What the task requires:
Give the listing below again in full, exactly as written.

Supplied entries:

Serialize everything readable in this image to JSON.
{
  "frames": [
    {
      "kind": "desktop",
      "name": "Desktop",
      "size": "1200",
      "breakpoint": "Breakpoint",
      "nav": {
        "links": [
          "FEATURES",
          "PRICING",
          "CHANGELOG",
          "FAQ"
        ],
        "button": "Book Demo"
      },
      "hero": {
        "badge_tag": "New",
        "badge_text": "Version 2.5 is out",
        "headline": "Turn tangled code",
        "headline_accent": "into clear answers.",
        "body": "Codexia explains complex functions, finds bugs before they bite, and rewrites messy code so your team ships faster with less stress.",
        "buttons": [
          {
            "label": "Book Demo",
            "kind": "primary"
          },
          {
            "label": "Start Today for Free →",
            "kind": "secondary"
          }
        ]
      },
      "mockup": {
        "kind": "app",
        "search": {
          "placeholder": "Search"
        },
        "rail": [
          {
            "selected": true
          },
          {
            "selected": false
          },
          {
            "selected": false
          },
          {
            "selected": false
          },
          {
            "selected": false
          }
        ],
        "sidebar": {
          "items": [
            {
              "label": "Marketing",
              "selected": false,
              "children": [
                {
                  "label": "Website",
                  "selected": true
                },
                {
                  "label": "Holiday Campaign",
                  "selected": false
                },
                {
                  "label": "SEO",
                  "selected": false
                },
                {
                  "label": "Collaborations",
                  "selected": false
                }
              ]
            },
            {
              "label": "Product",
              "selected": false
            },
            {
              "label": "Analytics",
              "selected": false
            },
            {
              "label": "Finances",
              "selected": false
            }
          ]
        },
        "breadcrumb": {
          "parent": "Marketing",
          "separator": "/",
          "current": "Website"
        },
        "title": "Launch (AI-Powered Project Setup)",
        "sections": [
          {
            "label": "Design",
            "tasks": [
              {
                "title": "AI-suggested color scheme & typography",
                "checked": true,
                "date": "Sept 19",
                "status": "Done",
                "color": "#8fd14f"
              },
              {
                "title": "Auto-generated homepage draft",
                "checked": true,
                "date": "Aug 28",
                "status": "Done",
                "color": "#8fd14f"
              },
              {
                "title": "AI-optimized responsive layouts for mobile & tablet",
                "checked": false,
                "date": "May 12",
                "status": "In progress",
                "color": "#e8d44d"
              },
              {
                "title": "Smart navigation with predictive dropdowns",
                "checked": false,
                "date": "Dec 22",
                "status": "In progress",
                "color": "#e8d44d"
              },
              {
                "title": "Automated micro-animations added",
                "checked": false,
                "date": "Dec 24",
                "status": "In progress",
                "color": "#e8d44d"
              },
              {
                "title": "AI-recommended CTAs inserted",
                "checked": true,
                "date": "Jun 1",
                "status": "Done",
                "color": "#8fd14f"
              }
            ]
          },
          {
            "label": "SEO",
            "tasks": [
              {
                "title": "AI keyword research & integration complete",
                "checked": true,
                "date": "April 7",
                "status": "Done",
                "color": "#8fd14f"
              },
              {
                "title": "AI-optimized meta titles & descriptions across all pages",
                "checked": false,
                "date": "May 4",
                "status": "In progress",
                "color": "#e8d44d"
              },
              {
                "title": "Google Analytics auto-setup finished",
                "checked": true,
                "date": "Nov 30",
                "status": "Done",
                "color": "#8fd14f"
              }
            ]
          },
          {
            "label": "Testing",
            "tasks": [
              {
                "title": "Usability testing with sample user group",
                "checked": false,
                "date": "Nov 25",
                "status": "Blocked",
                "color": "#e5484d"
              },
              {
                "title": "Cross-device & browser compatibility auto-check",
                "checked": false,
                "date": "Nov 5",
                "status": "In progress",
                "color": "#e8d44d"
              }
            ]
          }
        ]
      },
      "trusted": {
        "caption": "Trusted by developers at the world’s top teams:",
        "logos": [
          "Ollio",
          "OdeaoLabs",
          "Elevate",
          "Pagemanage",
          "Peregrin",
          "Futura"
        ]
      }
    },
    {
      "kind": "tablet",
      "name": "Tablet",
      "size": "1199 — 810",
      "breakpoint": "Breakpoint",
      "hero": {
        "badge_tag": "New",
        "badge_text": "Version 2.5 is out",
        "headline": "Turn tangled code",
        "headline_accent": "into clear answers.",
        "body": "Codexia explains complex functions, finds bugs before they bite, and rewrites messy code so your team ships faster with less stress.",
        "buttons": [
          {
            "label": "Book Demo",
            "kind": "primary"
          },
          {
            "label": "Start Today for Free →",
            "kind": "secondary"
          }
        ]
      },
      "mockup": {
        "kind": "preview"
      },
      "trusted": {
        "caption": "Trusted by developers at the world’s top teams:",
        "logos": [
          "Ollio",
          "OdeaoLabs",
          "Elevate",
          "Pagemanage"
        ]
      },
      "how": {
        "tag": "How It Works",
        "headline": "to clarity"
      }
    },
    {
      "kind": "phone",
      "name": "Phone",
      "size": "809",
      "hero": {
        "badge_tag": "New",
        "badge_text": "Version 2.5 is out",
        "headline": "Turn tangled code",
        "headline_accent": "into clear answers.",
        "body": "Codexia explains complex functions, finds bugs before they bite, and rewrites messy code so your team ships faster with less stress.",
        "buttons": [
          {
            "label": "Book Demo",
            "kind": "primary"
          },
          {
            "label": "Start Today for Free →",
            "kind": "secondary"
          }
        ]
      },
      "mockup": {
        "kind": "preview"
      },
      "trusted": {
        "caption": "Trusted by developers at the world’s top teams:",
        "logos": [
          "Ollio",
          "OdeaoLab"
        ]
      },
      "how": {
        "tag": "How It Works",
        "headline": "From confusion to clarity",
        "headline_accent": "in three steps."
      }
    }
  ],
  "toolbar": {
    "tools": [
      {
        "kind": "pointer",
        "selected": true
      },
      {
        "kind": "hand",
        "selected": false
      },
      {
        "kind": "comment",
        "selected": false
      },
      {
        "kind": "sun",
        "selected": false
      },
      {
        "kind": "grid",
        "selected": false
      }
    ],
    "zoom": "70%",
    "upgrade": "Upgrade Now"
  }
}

Solved exercise:
Serialize everything readable in this image to JSON.
{
  "frames": [
    {
      "kind": "desktop",
      "name": "Desktop",
      "size": "1200",
      "breakpoint": "Breakpoint",
      "nav": {
        "links": [
          "FEATURES",
          "PRICING",
          "CHANGELOG",
          "FAQ"
        ],
        "button": "Book Demo"
      },
      "hero": {
        "badge_tag": "New",
        "badge_text": "Version 2.5 is out",
        "headline": "Turn tangled code",
        "headline_accent": "into clear answers.",
        "body": "Codexia explains complex functions, finds bugs before they bite, and rewrites messy code so your team ships faster with less stress.",
        "buttons": [
          {
            "label": "Book Demo",
            "kind": "primary"
          },
          {
            "label": "Start Today for Free →",
            "kind": "secondary"
          }
        ]
      },
      "mockup": {
        "kind": "app",
        "search": {
          "placeholder": "Search"
        },
        "rail": [
          {
            "selected": true
          },
          {
            "selected": false
          },
          {
            "selected": false
          },
          {
            "selected": false
          },
          {
            "selected": false
          }
        ],
        "sidebar": {
          "items": [
            {
              "label": "Marketing",
              "selected": false,
              "children": [
                {
                  "label": "Website",
                  "selected": true
                },
                {
                  "label": "Holiday Campaign",
                  "selected": false
                },
                {
                  "label": "SEO",
                  "selected": false
                },
                {
                  "label": "Collaborations",
                  "selected": false
                }
              ]
            },
            {
              "label": "Product",
              "selected": false
            },
            {
              "label": "Analytics",
              "selected": false
            },
            {
              "label": "Finances",
              "selected": false
            }
          ]
        },
        "breadcrumb": {
          "parent": "Marketing",
          "separator": "/",
          "current": "Website"
        },
        "title": "Launch (AI-Powered Project Setup)",
        "sections": [
          {
            "label": "Design",
            "tasks": [
              {
                "title": "AI-suggested color scheme & typography",
                "checked": true,
                "date": "Sept 19",
                "status": "Done",
                "color": "#8fd14f"
              },
              {
                "title": "Auto-generated homepage draft",
                "checked": true,
                "date": "Aug 28",
                "status": "Done",
                "color": "#8fd14f"
              },
              {
                "title": "AI-optimized responsive layouts for mobile & tablet",
                "checked": false,
                "date": "May 12",
                "status": "In progress",
                "color": "#e8d44d"
              },
              {
                "title": "Smart navigation with predictive dropdowns",
                "checked": false,
                "date": "Dec 22",
                "status": "In progress",
                "color": "#e8d44d"
              },
              {
                "title": "Automated micro-animations added",
                "checked": false,
                "date": "Dec 24",
                "status": "In progress",
                "color": "#e8d44d"
              },
              {
                "title": "AI-recommended CTAs inserted",
                "checked": true,
                "date": "Jun 1",
                "status": "Done",
                "color": "#8fd14f"
              }
            ]
          },
          {
            "label": "SEO",
            "tasks": [
              {
                "title": "AI keyword research & integration complete",
                "checked": true,
                "date": "April 7",
                "status": "Done",
                "color": "#8fd14f"
              },
              {
                "title": "AI-optimized meta titles & descriptions across all pages",
                "checked": false,
                "date": "May 4",
                "status": "In progress",
                "color": "#e8d44d"
              },
              {
                "title": "Google Analytics auto-setup finished",
                "checked": true,
                "date": "Nov 30",
                "status": "Done",
                "color": "#8fd14f"
              }
            ]
          },
          {
            "label": "Testing",
            "tasks": [
              {
                "title": "Usability testing with sample user group",
                "checked": false,
                "date": "Nov 25",
                "status": "Blocked",
                "color": "#e5484d"
              },
              {
                "title": "Cross-device & browser compatibility auto-check",
                "checked": false,
                "date": "Nov 5",
                "status": "In progress",
                "color": "#e8d44d"
              }
            ]
          }
        ]
      },
      "trusted": {
        "caption": "Trusted by developers at the world’s top teams:",
        "logos": [
          "Ollio",
          "OdeaoLabs",
          "Elevate",
          "Pagemanage",
          "Peregrin",
          "Futura"
        ]
      }
    },
    {
      "kind": "tablet",
      "name": "Tablet",
      "size": "1199 — 810",
      "breakpoint": "Breakpoint",
      "hero": {
        "badge_tag": "New",
        "badge_text": "Version 2.5 is out",
        "headline": "Turn tangled code",
        "headline_accent": "into clear answers.",
        "body": "Codexia explains complex functions, finds bugs before they bite, and rewrites messy code so your team ships faster with less stress.",
        "buttons": [
          {
            "label": "Book Demo",
            "kind": "primary"
          },
          {
            "label": "Start Today for Free →",
            "kind": "secondary"
          }
        ]
      },
      "mockup": {
        "kind": "preview"
      },
      "trusted": {
        "caption": "Trusted by developers at the world’s top teams:",
        "logos": [
          "Ollio",
          "OdeaoLabs",
          "Elevate",
          "Pagemanage"
        ]
      },
      "how": {
        "tag": "How It Works",
        "headline": "to clarity"
      }
    },
    {
      "kind": "phone",
      "name": "Phone",
      "size": "809",
      "hero": {
        "badge_tag": "New",
        "badge_text": "Version 2.5 is out",
        "headline": "Turn tangled code",
        "headline_accent": "into clear answers.",
        "body": "Codexia explains complex functions, finds bugs before they bite, and rewrites messy code so your team ships faster with less stress.",
        "buttons": [
          {
            "label": "Book Demo",
            "kind": "primary"
          },
          {
            "label": "Start Today for Free →",
            "kind": "secondary"
          }
        ]
      },
      "mockup": {
        "kind": "preview"
      },
      "trusted": {
        "caption": "Trusted by developers at the world’s top teams:",
        "logos": [
          "Ollio",
          "OdeaoLab"
        ]
      },
      "how": {
        "tag": "How It Works",
        "headline": "From confusion to clarity",
        "headline_accent": "in three steps."
      }
    }
  ],
  "toolbar": {
    "tools": [
      {
        "kind": "pointer",
        "selected": true
      },
      {
        "kind": "hand",
        "selected": false
      },
      {
        "kind": "comment",
        "selected": false
      },
      {
        "kind": "sun",
        "selected": false
      },
      {
        "kind": "grid",
        "selected": false
      }
    ],
    "zoom": "70%",
    "upgrade": "Upgrade Now"
  }
}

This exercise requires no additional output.